Page and application data records.
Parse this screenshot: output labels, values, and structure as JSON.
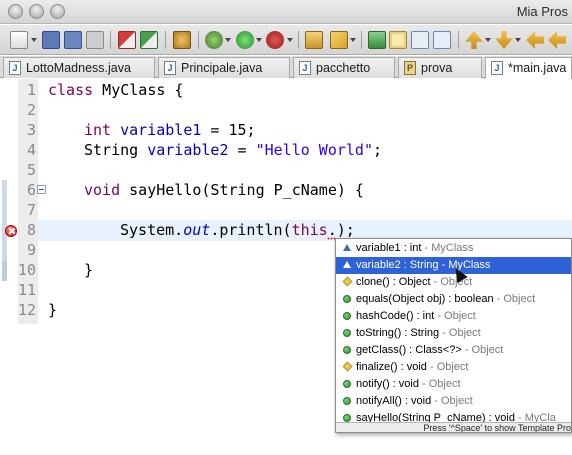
{
  "window": {
    "title": "Mia Pros"
  },
  "tabs": [
    {
      "label": "LottoMadness.java",
      "icon": "java-file-icon"
    },
    {
      "label": "Principale.java",
      "icon": "java-file-icon"
    },
    {
      "label": "pacchetto",
      "icon": "java-file-icon"
    },
    {
      "label": "prova",
      "icon": "package-icon"
    },
    {
      "label": "*main.java",
      "icon": "java-file-icon"
    }
  ],
  "editor": {
    "line_numbers": [
      "1",
      "2",
      "3",
      "4",
      "5",
      "6",
      "7",
      "8",
      "9",
      "10",
      "11",
      "12"
    ],
    "lines": {
      "l1_kw": "class",
      "l1_rest": " MyClass {",
      "l3_kw": "int",
      "l3_field": "variable1",
      "l3_rest": " = 15;",
      "l4_type": "String ",
      "l4_field": "variable2",
      "l4_eq": " = ",
      "l4_str": "\"Hello World\"",
      "l4_end": ";",
      "l6_kw": "void",
      "l6_rest": " sayHello(String P_cName) {",
      "l8_pre": "System.",
      "l8_static": "out",
      "l8_mid": ".println(",
      "l8_kw": "this",
      "l8_end": ".);",
      "l10": "}",
      "l12": "}"
    }
  },
  "completion": {
    "items": [
      {
        "name": "variable1 : int",
        "owner": " - MyClass",
        "icon": "field-icon",
        "selected": false
      },
      {
        "name": "variable2 : String",
        "owner": " - MyClass",
        "icon": "field-icon",
        "selected": true
      },
      {
        "name": "clone() : Object",
        "owner": " - Object",
        "icon": "protected-method-icon",
        "selected": false
      },
      {
        "name": "equals(Object obj) : boolean",
        "owner": " - Object",
        "icon": "public-method-icon",
        "selected": false
      },
      {
        "name": "hashCode() : int",
        "owner": " - Object",
        "icon": "public-method-icon",
        "selected": false
      },
      {
        "name": "toString() : String",
        "owner": " - Object",
        "icon": "public-method-icon",
        "selected": false
      },
      {
        "name": "getClass() : Class<?>",
        "owner": " - Object",
        "icon": "public-method-icon",
        "selected": false
      },
      {
        "name": "finalize() : void",
        "owner": " - Object",
        "icon": "protected-method-icon",
        "selected": false
      },
      {
        "name": "notify() : void",
        "owner": " - Object",
        "icon": "public-method-icon",
        "selected": false
      },
      {
        "name": "notifyAll() : void",
        "owner": " - Object",
        "icon": "public-method-icon",
        "selected": false
      },
      {
        "name": "sayHello(String P_cName) : void",
        "owner": " - MyCla",
        "icon": "public-method-icon",
        "selected": false
      }
    ],
    "footer": "Press '^Space' to show Template Pro"
  }
}
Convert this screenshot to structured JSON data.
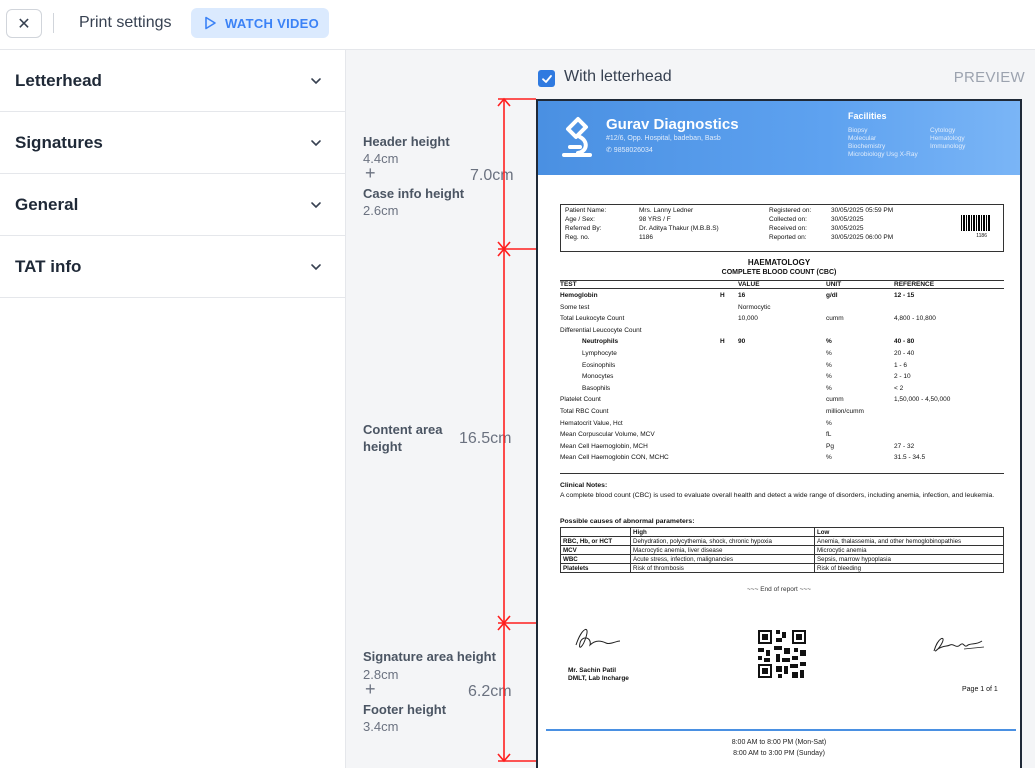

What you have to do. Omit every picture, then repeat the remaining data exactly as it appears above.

Finished exercise.
Parse this screenshot: output labels, values, and structure as JSON.
{
  "window": {
    "title": "Mia Pros"
  },
  "tabs": [
    {
      "label": "LottoMadness.java",
      "icon": "java-file-icon"
    },
    {
      "label": "Principale.java",
      "icon": "java-file-icon"
    },
    {
      "label": "pacchetto",
      "icon": "java-file-icon"
    },
    {
      "label": "prova",
      "icon": "package-icon"
    },
    {
      "label": "*main.java",
      "icon": "java-file-icon"
    }
  ],
  "editor": {
    "line_numbers": [
      "1",
      "2",
      "3",
      "4",
      "5",
      "6",
      "7",
      "8",
      "9",
      "10",
      "11",
      "12"
    ],
    "lines": {
      "l1_kw": "class",
      "l1_rest": " MyClass {",
      "l3_kw": "int",
      "l3_field": "variable1",
      "l3_rest": " = 15;",
      "l4_type": "String ",
      "l4_field": "variable2",
      "l4_eq": " = ",
      "l4_str": "\"Hello World\"",
      "l4_end": ";",
      "l6_kw": "void",
      "l6_rest": " sayHello(String P_cName) {",
      "l8_pre": "System.",
      "l8_static": "out",
      "l8_mid": ".println(",
      "l8_kw": "this",
      "l8_end": ".);",
      "l10": "}",
      "l12": "}"
    }
  },
  "completion": {
    "items": [
      {
        "name": "variable1 : int",
        "owner": " - MyClass",
        "icon": "field-icon",
        "selected": false
      },
      {
        "name": "variable2 : String",
        "owner": " - MyClass",
        "icon": "field-icon",
        "selected": true
      },
      {
        "name": "clone() : Object",
        "owner": " - Object",
        "icon": "protected-method-icon",
        "selected": false
      },
      {
        "name": "equals(Object obj) : boolean",
        "owner": " - Object",
        "icon": "public-method-icon",
        "selected": false
      },
      {
        "name": "hashCode() : int",
        "owner": " - Object",
        "icon": "public-method-icon",
        "selected": false
      },
      {
        "name": "toString() : String",
        "owner": " - Object",
        "icon": "public-method-icon",
        "selected": false
      },
      {
        "name": "getClass() : Class<?>",
        "owner": " - Object",
        "icon": "public-method-icon",
        "selected": false
      },
      {
        "name": "finalize() : void",
        "owner": " - Object",
        "icon": "protected-method-icon",
        "selected": false
      },
      {
        "name": "notify() : void",
        "owner": " - Object",
        "icon": "public-method-icon",
        "selected": false
      },
      {
        "name": "notifyAll() : void",
        "owner": " - Object",
        "icon": "public-method-icon",
        "selected": false
      },
      {
        "name": "sayHello(String P_cName) : void",
        "owner": " - MyCla",
        "icon": "public-method-icon",
        "selected": false
      }
    ],
    "footer": "Press '^Space' to show Template Pro"
  }
}
Convert this screenshot to structured JSON data.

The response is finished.